  8. Minimize overall tax liability of medical expenses. You can distribute the medical expenses claimed on behalf of each other to be advantageous for the lower-income spouse to claim allowable medical expenses.
  9. Take advantage of all eligible credits. The Public Transit Pass Credit; and both the Children’s Fitness and Arts Credits are all ones sometimes forgotten.
  10. Maximize charitable donations credits. Consider combining both donations if they total more than $200.

Tax tips to save you money

Every year millions of Canadians pay more tax than they should. They either don’t file their returns to their family’s best advantage or they leave valuable credits and deductions on the table. Even worse, they don’t file at all and face unnecessary penalties.

Here are some ways to make sure the tax system works to your advantage:

1. File as a family. When it comes to getting the best return for your family unit, it is important to file all returns together. There are three simple steps:

• Prepare Read more

Personal vs Company Owned U.S. Real Estate Investment Properties

U.S. investment property is usually defined as real estate that is primarily purchased to buy and sell for a profit in the future or to produce rental income. However, there are several factors to take into account when deciding to purchase an investment property. Understanding the many components of investment property ownership can avoid a lot of headaches down the road. Many investors with real estate investment properties own them personally. A more prudent way to own real Read more

How to Avoid Paying Back Depreciation on a U.S. Rental Property

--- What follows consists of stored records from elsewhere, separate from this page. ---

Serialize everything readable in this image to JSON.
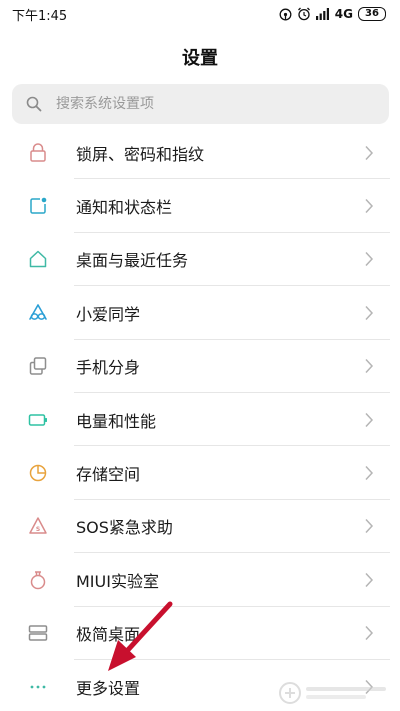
{
  "status_bar": {
    "time": "下午1:45",
    "network": "4G",
    "battery": "36"
  },
  "header": {
    "title": "设置"
  },
  "search": {
    "placeholder": "搜索系统设置项"
  },
  "settings_items": [
    {
      "label": "锁屏、密码和指纹",
      "icon": "lock-icon",
      "color": "#d98b8b"
    },
    {
      "label": "通知和状态栏",
      "icon": "notification-icon",
      "color": "#2aa7c9"
    },
    {
      "label": "桌面与最近任务",
      "icon": "home-icon",
      "color": "#3fb9a5"
    },
    {
      "label": "小爱同学",
      "icon": "xiaoai-icon",
      "color": "#2b9fd6"
    },
    {
      "label": "手机分身",
      "icon": "second-space-icon",
      "color": "#8e8e8e"
    },
    {
      "label": "电量和性能",
      "icon": "battery-icon",
      "color": "#2ec2a3"
    },
    {
      "label": "存储空间",
      "icon": "storage-icon",
      "color": "#e8a33d"
    },
    {
      "label": "SOS紧急求助",
      "icon": "sos-icon",
      "color": "#d98b8b"
    },
    {
      "label": "MIUI实验室",
      "icon": "lab-icon",
      "color": "#d98b8b"
    },
    {
      "label": "极简桌面",
      "icon": "simple-home-icon",
      "color": "#8e8e8e"
    },
    {
      "label": "更多设置",
      "icon": "more-dots-icon",
      "color": "#3fb9a5"
    }
  ],
  "colors": {
    "annotation_arrow": "#c8102e",
    "divider": "#e6e6e6",
    "chevron": "#b5b5b5"
  }
}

While you can claim many expenses as write offs in the year you make them, the IRS treats buying a rental property not as an expense but as a conversion — In other words, you’re turning cash into an asset with value, meaning that no net change to your personal wealth has occurred. However, since buildings gradually wear out, the IRS lets you depreciate it by taking a small portion of value as an expense every year, writing down its value and reducing your taxes. With something like a computer Read more

Advantageous of having a rental property held by a corporation

Having a residential rental property held by a corporation could prove advantageous in certain cases, specifically:

  • Where the owner has substantial taxable income
    From a tax standpoint, while it is true that the tax rates are similar (46.57% business tax rate vs. the individual’s maximum marginal tax rate of 48.2 %); this approach could make it possible to remortgage the residential rental property and ensure that the all of the interest is deductible by the corporation.
  • Where the owner has low taxable income
    Transferring residential rental property to a corporation reduces the taxpayer’s taxable income , and could make it possible for the taxpayer to benefit from certain tax incentives (GST/HST, child assistance, child tax benefit, reduction of the old age security pension refund, increase of certain credits based on family income, etc.).
  • Asset safeguarding
    Holding residential rental property through a corporation provides some protection against any actions initiated by the taxpayer’s creditors.

Transfer of personally-owned property

Moreover, you can transfer residential rental property that you currently own personally to a corporation without triggering any immediate tax impact using the tax rollover rules. At the time of the transfer, the corporation can issue a demand note to the former owner of the residential rental property equal to the cost paid by the owner for the Read more